Kempel said Sunday’s race, was a much smoother effort all around. The quintuplets - Lincoln, Noelle, Grayson, Preston and Gabriella- were on their best behavior and didn’t require bottle feeding or diaper changing during the race. Kempel said any fussing was quickly quieted by giving the child a handful of Cheerios.
“The kids did good at the last marathon, but this time they did even better,’’ said Kempel, adding that having his brother, Steven, ride a bicycle alongside him for potential feeding help and moral support was incredibly helpful.
KTVU tracked Kempel’s run through the Oakland Running Festival’s app. He was on pace to set the Guinness record throughout the first 11 or so miles. But a slight, but miles-long incline, leading up to the Bay Bridge pathway, slowed his target pace by several minutes.
“The bridge was a challenge going toward Yerba Buena Island,’’ he said. “The hill takes so much out of you, but as challenging as it was I loved running on the bridge (pathway).”

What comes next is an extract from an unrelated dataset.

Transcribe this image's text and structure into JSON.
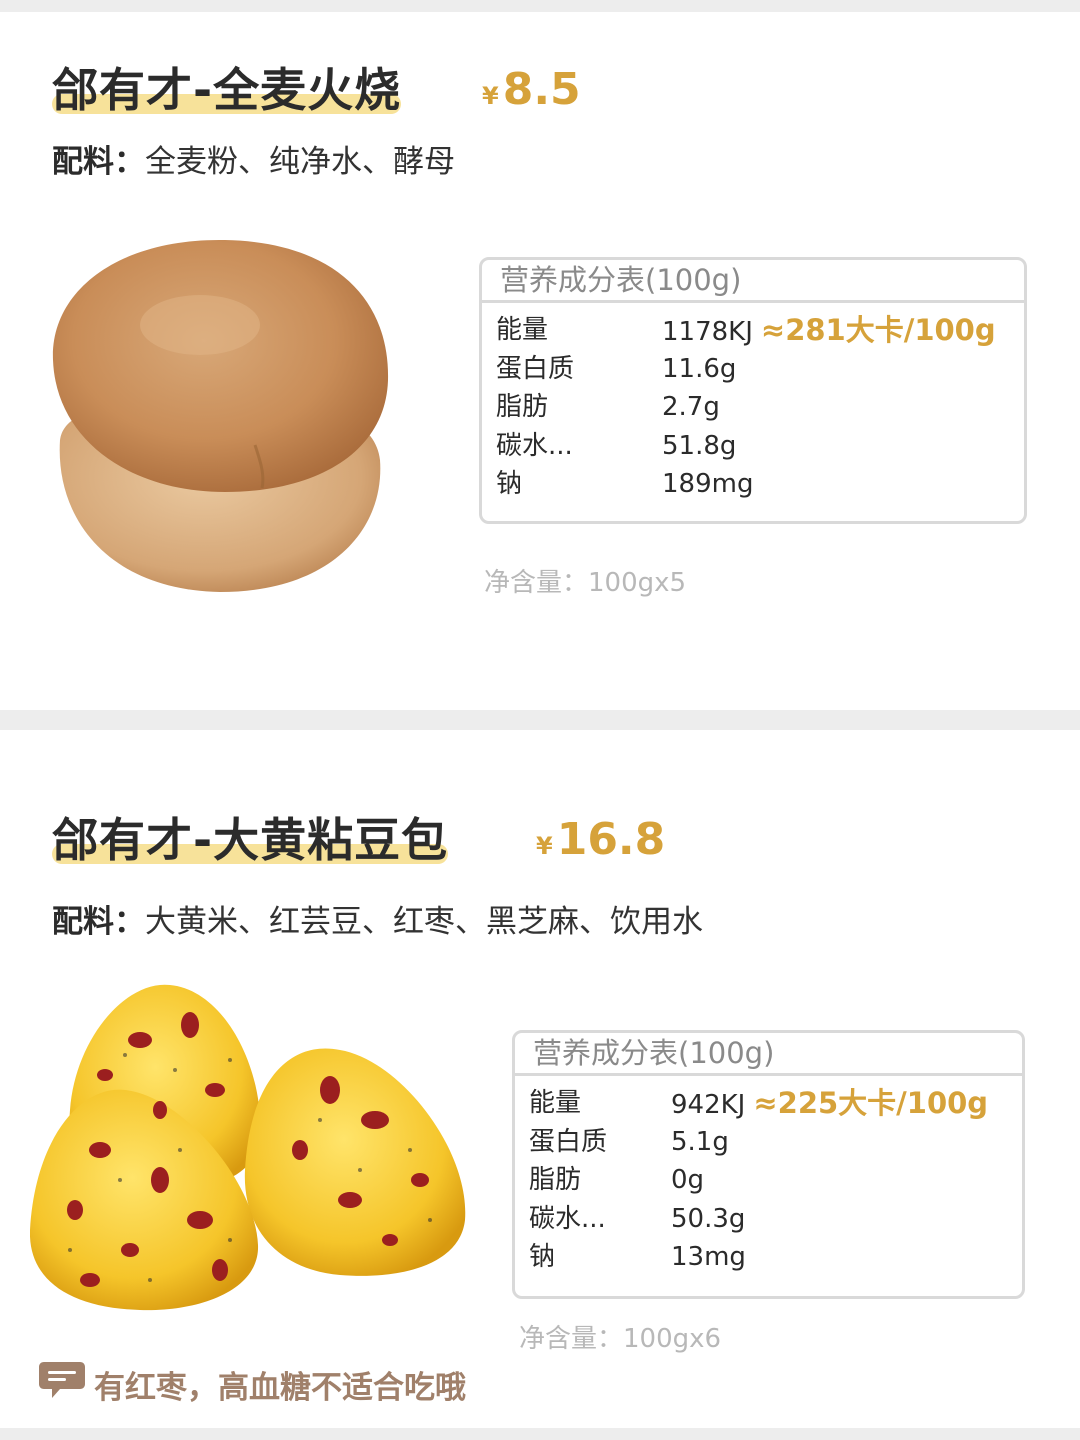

KTVU first told the story of the quintuplets in late 2017 while Kempel’s wife, Amy Kempel, was in the hospital on bedrest about 25 weeks into her pregnancy. Not long after, the babies were born on Jan. 11, 2018 by cesarean section.
They were 13 weeks premature and each weighed under 3 pounds.
They babies spent 73 days in the neonatal intensive care unit, battling a variety of health issues and struggling to gain enough weight and enough strength to go home.
On Sunday, Kempel recalled those difficult days watching the newborn's struggle.
“My brother was so helpful to have next to me on the bike the whole way. His motivational comments during those last 6 miles really pulled me through,’’ Kempel said. "He was reminding me how the babies probably felt like giving up in the neonatal intenseive care unit, but didn’t.”